But pigeons pose an even greater risk. Their excrement carries the pathogens of numerous diseases such as ornithosis, encephalitis, and toxoplasmosis. Their feathers carry fleas, lice, mites, and ticks.
Most children love to feed and chase pigeons in the park, but not everyone in Pittsburgh is so welcoming. In the 1980s, legendary KDKA newscaster Bill Burns ruffled feathers when he called for the killing of the pigeons in Market Square and then shipping them freeze-dried to Ethiopia to feed the starving. Irate callers flooded the phones at the station with complaints, but it’s not known if Burns ever apologized. Many sided with Burns and took great pleasure in his rantings.
While city-dwelling pigeons may be carriers of disease and cause destruction, pigeons aren’t all bad. Pigeons have a remarkable innate homing instinct that enables them to navigate precisely over unfamiliar terrain. This ability has been studied by researchers, but they still don’t know how it works. During World Wars I and II, carrier pigeons were used as a means of communication. The birds flew messages rapidly between soldiers in battle and their command posts.
Because pigeons have a reputation for being such exceptional navigators, they have also been bred for sport. If falconry was for the nobles, then pigeon racing was the sport of the common man. When pigeons race, they are transported miles away and then are released and timed to see how long it takes to for them to get back to their base. Pigeons reach speeds of nearly 80 m.p.h. and can cover between 600-700 miles a day.

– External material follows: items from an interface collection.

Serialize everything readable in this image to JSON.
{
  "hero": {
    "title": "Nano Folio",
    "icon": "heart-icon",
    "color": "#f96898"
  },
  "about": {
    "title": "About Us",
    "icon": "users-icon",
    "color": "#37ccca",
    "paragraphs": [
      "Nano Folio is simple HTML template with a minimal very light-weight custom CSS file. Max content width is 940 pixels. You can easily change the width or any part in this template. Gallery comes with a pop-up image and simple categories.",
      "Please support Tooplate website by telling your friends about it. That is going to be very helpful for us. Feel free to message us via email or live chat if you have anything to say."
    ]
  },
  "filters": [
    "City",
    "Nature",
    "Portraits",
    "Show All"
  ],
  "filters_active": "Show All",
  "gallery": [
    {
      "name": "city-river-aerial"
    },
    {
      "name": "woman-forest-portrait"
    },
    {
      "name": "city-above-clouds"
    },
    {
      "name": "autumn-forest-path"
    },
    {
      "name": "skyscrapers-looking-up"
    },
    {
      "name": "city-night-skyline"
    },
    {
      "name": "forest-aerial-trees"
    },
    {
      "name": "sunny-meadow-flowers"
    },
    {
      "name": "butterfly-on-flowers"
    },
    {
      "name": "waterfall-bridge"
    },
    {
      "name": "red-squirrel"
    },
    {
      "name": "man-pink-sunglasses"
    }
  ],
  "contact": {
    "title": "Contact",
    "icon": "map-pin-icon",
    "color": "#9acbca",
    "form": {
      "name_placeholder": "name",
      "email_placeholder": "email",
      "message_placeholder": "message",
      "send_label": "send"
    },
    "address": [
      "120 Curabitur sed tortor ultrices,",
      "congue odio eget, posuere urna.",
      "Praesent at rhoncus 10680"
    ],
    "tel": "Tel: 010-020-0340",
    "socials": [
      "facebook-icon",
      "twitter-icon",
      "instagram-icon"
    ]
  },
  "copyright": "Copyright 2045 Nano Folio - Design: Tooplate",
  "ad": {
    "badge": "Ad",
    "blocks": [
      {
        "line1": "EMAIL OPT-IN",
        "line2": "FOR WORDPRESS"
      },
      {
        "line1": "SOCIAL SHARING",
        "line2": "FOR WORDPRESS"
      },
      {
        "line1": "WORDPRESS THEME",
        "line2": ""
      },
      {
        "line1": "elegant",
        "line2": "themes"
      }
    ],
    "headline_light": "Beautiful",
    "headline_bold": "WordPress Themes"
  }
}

When immigrants arrived in Pittsburgh, many of them brought racing pigeons with them or purchased them here and set up lofts of racers. During the early part of the 20th Century, scads of backyards had pigeon coops. There were numerous racing clubs throughout the area, with interest peaking in the sport in the 1950s. Today, there are only a handful of clubs still racing. However, the area boasts the oldest pigeon supply store in the country, Foy’s Pigeon Supplies, in Beaver Falls, which has been in business since 1883.
In addition to their remarkable navigational abilities, pigeons have keen eyesight. They can see more wavelengths of light, including ultraviolet, than humans can. In 2015, CNN ran a piece on how pigeons were being trained by researchers at the University of Iowa and the University of California-Davis Medical Center to detect cancer from a tissue sample. This is what their research entailed:
For the experiment, eight birds were placed in a high-tech box in which they were shown an image a scientist would see under the microscope, along with two boxes. The slides showed relatively straightforward images of cancer cells, and cells that are not cancerous, from actual breast tissue samples. The scientists trained the birds to peck at one box if the sample was malignant, the other if it was benign. The birds trained with 144 images at different magnifications and each got a pellet when it pecked at the box with the right answer.
Over 15 training days the birds were able to tell the difference, even with images they hadn’t seen before. The pigeons showed “remarkable” success, getting the right answer 85 percent of the time. The birds did better with color images than black and white, but when the birds did a little “flocksourcing” and worked together to identify the images, their accuracy rose significantly.
While it’s doubtful that you’ll find any pigeons on staff at UPMC anytime soon, it is wise to remember that like most things in life, they are neither all good nor all bad. Whether it be for food, sport, or medical applications, even the much-maligned pigeon has a purpose.